**Task to complete:** One number is the whole answer: how many lines of the records include "cookies".

**Source data:**
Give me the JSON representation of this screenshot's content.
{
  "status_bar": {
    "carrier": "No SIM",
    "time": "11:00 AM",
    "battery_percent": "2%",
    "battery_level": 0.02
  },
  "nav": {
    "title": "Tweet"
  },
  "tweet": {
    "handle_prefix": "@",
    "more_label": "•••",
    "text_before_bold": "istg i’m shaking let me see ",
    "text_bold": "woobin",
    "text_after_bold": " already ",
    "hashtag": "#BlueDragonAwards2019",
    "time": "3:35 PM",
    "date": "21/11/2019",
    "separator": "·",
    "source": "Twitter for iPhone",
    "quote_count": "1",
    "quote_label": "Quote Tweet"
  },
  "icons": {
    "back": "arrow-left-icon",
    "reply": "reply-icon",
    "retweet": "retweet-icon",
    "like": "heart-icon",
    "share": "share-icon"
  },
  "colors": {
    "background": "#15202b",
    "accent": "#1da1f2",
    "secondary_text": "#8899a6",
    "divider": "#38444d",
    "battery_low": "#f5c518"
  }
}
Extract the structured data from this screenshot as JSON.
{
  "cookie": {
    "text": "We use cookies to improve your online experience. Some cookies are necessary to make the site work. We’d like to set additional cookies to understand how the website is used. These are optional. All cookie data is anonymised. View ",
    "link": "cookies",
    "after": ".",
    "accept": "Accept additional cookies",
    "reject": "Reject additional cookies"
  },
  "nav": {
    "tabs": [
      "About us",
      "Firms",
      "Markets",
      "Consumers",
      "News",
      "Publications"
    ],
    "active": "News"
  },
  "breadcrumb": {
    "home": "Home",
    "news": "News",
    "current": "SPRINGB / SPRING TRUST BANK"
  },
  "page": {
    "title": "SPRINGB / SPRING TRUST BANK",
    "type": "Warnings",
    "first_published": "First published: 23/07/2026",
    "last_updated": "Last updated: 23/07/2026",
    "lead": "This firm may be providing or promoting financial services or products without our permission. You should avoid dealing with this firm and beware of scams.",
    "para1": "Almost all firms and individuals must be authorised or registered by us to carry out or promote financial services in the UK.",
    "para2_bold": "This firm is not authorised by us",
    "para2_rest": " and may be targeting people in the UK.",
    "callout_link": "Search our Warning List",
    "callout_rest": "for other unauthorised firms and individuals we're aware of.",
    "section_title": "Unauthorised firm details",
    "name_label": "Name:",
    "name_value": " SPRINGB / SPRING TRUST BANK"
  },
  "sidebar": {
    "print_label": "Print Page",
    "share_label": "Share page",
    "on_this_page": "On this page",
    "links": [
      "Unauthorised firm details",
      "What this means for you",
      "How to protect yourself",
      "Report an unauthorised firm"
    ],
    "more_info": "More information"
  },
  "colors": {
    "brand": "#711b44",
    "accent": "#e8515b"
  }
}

**The answer:** 4